[Items listed in a dataset]
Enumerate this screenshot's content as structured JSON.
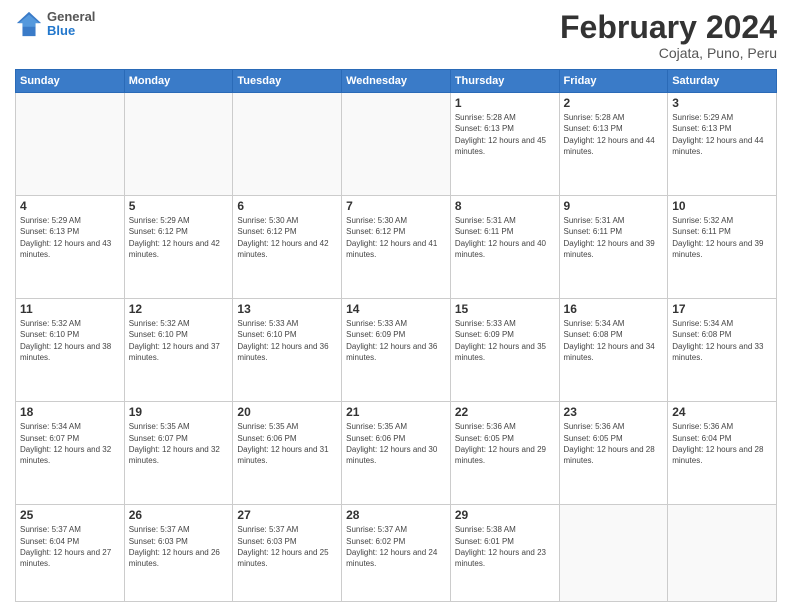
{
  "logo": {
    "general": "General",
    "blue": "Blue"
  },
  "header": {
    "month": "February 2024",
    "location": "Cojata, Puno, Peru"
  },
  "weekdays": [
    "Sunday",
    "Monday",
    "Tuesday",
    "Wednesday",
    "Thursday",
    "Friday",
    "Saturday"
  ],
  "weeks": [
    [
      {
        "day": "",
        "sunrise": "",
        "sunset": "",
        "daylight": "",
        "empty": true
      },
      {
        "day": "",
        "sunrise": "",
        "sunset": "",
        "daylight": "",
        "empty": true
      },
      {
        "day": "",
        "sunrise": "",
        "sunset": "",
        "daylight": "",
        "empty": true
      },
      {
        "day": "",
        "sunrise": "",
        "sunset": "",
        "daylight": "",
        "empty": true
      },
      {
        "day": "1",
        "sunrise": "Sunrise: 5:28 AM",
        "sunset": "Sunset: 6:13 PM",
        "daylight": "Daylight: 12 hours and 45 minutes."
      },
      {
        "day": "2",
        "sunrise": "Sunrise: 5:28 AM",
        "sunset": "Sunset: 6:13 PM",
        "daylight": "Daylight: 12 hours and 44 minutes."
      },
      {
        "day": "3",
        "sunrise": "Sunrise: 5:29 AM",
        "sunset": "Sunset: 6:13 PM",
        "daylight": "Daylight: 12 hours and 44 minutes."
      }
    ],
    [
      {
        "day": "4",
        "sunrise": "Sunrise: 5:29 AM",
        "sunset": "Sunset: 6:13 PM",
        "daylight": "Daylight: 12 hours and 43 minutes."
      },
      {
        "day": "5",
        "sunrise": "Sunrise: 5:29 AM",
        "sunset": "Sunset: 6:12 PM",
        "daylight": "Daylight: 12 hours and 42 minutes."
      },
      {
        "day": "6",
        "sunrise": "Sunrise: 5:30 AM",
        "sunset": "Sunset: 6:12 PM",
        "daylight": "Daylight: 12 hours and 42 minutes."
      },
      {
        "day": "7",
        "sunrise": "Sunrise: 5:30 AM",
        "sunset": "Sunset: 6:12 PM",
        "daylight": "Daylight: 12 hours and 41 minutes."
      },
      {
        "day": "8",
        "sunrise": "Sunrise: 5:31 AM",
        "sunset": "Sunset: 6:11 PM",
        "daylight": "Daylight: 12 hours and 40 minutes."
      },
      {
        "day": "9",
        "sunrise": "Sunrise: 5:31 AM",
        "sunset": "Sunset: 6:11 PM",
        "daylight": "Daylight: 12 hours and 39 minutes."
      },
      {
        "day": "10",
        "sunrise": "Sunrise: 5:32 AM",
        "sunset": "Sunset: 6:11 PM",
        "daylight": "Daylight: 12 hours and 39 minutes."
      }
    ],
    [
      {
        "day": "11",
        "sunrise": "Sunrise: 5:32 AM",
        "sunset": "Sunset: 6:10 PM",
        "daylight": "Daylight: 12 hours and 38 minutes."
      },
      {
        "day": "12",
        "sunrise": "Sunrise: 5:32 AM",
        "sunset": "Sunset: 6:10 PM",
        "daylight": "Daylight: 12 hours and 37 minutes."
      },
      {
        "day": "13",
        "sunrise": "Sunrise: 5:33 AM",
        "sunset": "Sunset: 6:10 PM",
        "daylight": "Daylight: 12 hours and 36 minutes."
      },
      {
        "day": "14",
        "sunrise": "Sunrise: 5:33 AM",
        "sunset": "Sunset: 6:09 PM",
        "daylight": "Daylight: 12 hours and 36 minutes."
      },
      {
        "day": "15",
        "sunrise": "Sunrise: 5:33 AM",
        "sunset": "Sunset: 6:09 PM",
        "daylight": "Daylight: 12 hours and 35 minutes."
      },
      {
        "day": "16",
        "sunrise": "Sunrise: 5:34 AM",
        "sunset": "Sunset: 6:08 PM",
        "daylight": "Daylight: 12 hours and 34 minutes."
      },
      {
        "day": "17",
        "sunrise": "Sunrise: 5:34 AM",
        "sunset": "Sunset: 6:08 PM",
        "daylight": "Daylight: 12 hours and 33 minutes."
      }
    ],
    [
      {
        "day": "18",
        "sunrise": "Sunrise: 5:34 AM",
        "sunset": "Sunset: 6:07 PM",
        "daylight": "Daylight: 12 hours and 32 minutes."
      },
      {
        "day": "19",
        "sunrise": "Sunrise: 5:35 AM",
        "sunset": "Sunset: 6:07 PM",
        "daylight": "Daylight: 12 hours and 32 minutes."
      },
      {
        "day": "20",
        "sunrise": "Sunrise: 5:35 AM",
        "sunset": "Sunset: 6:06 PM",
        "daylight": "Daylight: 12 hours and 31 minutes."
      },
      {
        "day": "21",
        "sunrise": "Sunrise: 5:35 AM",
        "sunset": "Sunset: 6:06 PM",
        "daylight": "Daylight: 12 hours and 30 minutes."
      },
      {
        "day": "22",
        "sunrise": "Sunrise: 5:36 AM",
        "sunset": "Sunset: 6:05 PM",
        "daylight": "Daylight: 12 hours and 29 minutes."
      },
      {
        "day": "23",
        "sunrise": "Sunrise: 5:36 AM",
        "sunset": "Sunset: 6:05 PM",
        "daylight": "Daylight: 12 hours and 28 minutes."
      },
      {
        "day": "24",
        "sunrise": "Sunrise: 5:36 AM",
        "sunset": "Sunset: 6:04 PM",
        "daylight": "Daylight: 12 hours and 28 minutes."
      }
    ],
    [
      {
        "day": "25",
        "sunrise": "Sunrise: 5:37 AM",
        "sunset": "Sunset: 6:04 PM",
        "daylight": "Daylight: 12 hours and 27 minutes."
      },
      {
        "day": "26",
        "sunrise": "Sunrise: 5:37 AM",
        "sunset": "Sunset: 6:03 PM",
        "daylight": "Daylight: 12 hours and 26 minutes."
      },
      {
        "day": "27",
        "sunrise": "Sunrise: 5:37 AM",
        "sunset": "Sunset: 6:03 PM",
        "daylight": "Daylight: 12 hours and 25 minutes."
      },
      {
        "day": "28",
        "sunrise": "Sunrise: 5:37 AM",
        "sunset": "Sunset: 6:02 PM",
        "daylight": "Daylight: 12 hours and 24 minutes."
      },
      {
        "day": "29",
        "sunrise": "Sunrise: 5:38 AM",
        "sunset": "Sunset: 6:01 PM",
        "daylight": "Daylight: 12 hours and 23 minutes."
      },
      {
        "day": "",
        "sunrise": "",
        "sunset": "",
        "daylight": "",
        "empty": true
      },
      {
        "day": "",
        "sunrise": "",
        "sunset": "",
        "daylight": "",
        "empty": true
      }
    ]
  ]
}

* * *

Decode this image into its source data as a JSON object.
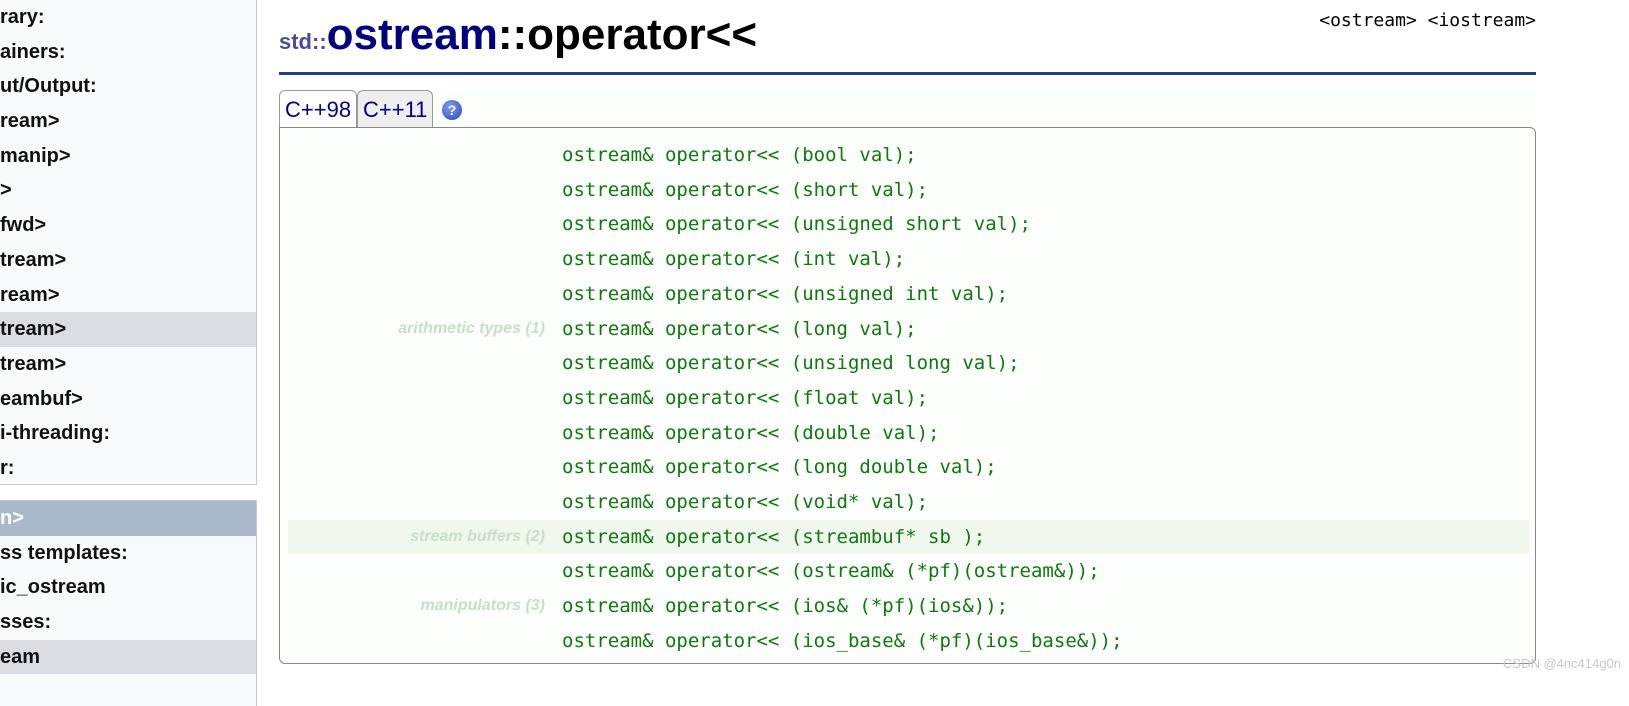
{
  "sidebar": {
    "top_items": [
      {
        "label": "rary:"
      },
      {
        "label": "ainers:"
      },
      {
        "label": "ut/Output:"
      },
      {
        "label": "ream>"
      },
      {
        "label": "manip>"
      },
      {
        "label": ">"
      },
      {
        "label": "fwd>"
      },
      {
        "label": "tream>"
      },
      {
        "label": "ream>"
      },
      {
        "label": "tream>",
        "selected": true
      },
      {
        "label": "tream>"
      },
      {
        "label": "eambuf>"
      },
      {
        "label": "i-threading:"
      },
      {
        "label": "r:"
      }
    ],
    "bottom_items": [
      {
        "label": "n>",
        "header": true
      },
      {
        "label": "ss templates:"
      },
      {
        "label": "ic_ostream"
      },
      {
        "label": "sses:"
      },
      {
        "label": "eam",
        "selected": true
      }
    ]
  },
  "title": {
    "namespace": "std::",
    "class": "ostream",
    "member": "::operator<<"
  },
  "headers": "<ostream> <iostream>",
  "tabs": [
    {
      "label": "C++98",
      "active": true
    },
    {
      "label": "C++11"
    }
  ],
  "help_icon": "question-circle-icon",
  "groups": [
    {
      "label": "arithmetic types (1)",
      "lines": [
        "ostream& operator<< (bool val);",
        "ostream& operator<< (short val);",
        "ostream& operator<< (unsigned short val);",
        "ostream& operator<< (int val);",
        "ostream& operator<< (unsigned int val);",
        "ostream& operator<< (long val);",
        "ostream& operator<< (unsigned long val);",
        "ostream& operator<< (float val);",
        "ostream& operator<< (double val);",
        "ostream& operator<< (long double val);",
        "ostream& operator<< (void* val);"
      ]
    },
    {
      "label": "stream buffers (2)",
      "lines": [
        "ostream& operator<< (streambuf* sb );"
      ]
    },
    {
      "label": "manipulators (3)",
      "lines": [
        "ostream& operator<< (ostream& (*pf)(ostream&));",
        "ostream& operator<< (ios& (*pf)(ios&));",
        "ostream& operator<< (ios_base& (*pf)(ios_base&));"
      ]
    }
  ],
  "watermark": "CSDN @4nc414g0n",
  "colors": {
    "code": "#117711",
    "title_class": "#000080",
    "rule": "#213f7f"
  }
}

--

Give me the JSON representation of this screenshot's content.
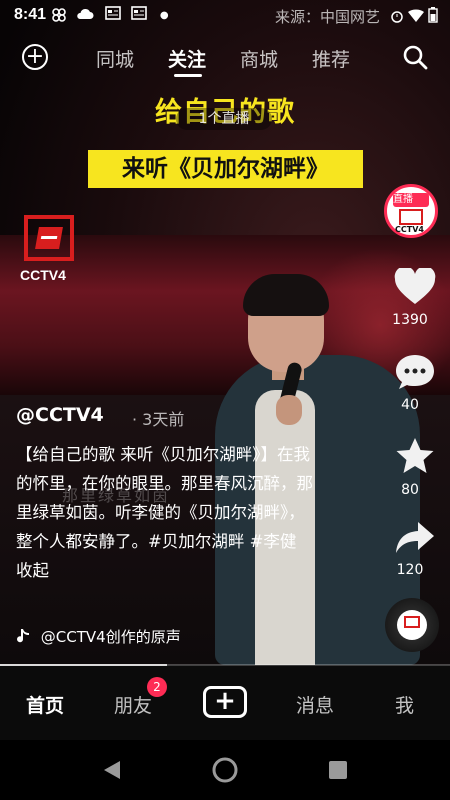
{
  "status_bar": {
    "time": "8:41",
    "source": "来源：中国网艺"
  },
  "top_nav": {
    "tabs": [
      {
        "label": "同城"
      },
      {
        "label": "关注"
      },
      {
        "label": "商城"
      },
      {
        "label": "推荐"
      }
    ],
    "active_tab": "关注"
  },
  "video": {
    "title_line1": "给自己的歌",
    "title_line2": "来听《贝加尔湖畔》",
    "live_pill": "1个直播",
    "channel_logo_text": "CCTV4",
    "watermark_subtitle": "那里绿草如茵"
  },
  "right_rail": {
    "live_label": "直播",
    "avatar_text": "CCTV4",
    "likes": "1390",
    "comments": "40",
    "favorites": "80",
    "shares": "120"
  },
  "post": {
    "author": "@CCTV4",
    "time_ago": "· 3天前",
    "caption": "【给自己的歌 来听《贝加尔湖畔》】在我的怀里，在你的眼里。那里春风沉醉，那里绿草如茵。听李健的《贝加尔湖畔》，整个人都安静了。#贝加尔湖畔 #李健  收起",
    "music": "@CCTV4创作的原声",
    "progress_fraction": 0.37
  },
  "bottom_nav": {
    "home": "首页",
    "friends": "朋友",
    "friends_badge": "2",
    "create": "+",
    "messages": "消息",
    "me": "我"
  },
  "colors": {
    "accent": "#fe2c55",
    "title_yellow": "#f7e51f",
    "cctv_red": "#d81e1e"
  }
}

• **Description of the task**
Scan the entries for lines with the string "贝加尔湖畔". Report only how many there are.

• **Exercise output**
2